- **INPUT**:

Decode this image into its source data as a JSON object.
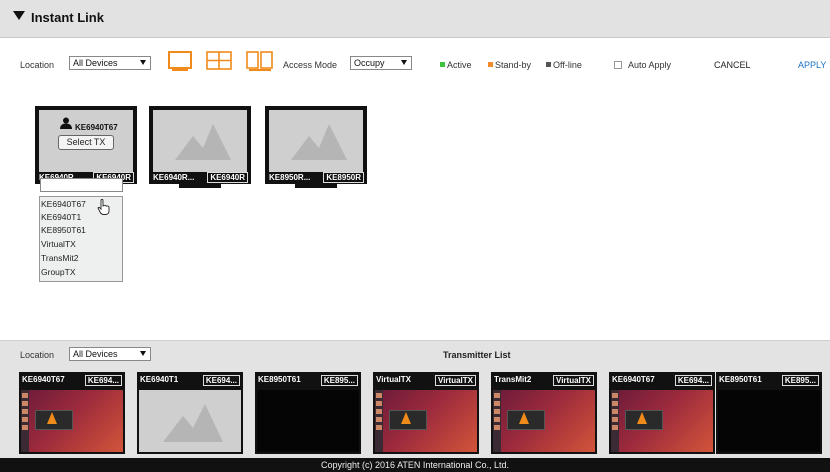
{
  "title_bar": {
    "title": "Instant Link"
  },
  "toolbar": {
    "location_label": "Location",
    "location_value": "All Devices",
    "access_mode_label": "Access Mode",
    "access_mode_value": "Occupy",
    "legend": {
      "active": "Active",
      "standby": "Stand-by",
      "offline": "Off-line",
      "colors": {
        "active": "#3cc23c",
        "standby": "#f08a2a",
        "offline": "#555555"
      }
    },
    "auto_apply_label": "Auto Apply",
    "cancel_label": "CANCEL",
    "apply_label": "APPLY"
  },
  "receivers": [
    {
      "label": "KE6940T67",
      "select_button": "Select TX",
      "bottom_label": "KE6940R",
      "badge": "KE6940R"
    },
    {
      "label": "KE6940R...",
      "badge": "KE6940R"
    },
    {
      "label": "KE8950R...",
      "badge": "KE8950R"
    }
  ],
  "dropdown": {
    "items": [
      "KE6940T67",
      "KE6940T1",
      "KE8950T61",
      "VirtualTX",
      "TransMit2",
      "GroupTX"
    ]
  },
  "bottom_panel": {
    "location_label": "Location",
    "location_value": "All Devices",
    "title": "Transmitter List"
  },
  "transmitters": [
    {
      "name": "KE6940T67",
      "badge": "KE694...",
      "thumb": "ubuntu"
    },
    {
      "name": "KE6940T1",
      "badge": "KE694...",
      "thumb": "placeholder"
    },
    {
      "name": "KE8950T61",
      "badge": "KE895...",
      "thumb": "black"
    },
    {
      "name": "VirtualTX",
      "badge": "VirtualTX",
      "thumb": "ubuntu"
    },
    {
      "name": "TransMit2",
      "badge": "VirtualTX",
      "thumb": "ubuntu"
    },
    {
      "name": "KE6940T67",
      "badge": "KE694...",
      "thumb": "ubuntu"
    },
    {
      "name": "KE8950T61",
      "badge": "KE895...",
      "thumb": "black"
    }
  ],
  "footer": {
    "copyright": "Copyright (c) 2016 ATEN International Co., Ltd."
  }
}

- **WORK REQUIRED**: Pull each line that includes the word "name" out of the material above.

- **SOLUTION TO THE EXERCISE**:
      "name": "KE6940T67",
      "name": "KE6940T1",
      "name": "KE8950T61",
      "name": "VirtualTX",
      "name": "TransMit2",
      "name": "KE6940T67",
      "name": "KE8950T61",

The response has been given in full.